→ **TASK DESCRIPTION**
In the records below, find the line holding "Transcribe this image's"; copy it and every line after it to the end, omitting all images.

→ **RECORDS**
--------------------------------------------------
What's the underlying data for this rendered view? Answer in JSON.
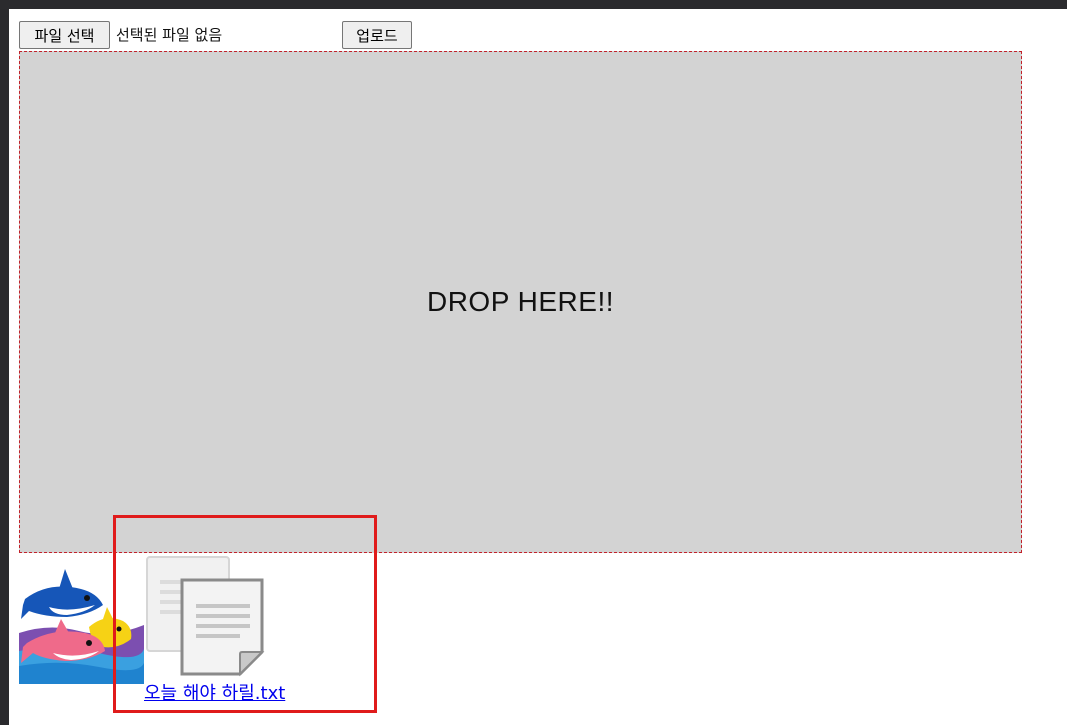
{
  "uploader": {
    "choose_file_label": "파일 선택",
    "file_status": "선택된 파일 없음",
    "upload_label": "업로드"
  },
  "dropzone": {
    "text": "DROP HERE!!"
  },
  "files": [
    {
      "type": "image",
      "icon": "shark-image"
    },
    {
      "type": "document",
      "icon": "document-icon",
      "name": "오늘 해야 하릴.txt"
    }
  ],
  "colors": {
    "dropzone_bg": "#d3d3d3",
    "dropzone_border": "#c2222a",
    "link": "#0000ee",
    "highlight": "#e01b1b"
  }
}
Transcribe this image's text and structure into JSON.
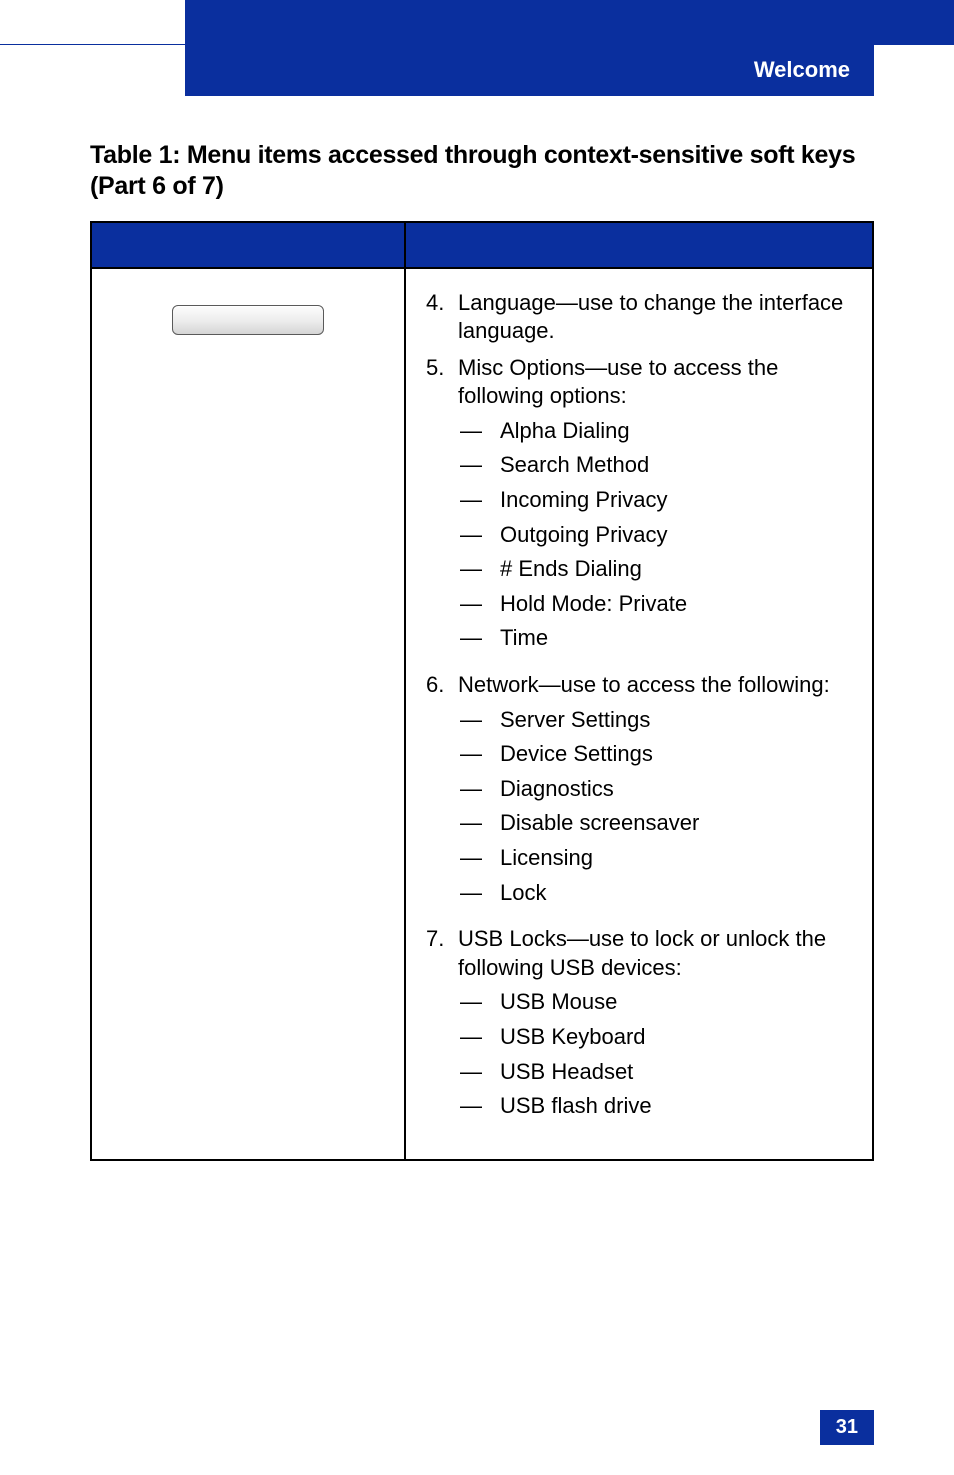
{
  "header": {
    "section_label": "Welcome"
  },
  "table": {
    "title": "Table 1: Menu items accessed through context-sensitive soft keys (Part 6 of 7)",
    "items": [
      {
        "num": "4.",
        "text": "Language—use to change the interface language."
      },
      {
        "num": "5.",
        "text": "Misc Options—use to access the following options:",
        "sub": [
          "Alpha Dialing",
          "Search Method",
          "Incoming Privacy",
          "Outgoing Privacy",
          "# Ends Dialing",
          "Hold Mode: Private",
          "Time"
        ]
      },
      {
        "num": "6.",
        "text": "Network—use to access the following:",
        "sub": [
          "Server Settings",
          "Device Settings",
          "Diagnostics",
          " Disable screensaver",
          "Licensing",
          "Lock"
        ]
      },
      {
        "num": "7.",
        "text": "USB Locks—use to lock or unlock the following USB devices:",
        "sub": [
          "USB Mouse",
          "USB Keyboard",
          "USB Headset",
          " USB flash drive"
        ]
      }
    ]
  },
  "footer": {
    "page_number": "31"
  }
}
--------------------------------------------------
→ **RESPONSE BELOW**
Transcribe this image's text and structure into JSON.
{
  "header": {
    "section_label": "Welcome"
  },
  "table": {
    "title": "Table 1: Menu items accessed through context-sensitive soft keys (Part 6 of 7)",
    "items": [
      {
        "num": "4.",
        "text": "Language—use to change the interface language."
      },
      {
        "num": "5.",
        "text": "Misc Options—use to access the following options:",
        "sub": [
          "Alpha Dialing",
          "Search Method",
          "Incoming Privacy",
          "Outgoing Privacy",
          "# Ends Dialing",
          "Hold Mode: Private",
          "Time"
        ]
      },
      {
        "num": "6.",
        "text": "Network—use to access the following:",
        "sub": [
          "Server Settings",
          "Device Settings",
          "Diagnostics",
          " Disable screensaver",
          "Licensing",
          "Lock"
        ]
      },
      {
        "num": "7.",
        "text": "USB Locks—use to lock or unlock the following USB devices:",
        "sub": [
          "USB Mouse",
          "USB Keyboard",
          "USB Headset",
          " USB flash drive"
        ]
      }
    ]
  },
  "footer": {
    "page_number": "31"
  }
}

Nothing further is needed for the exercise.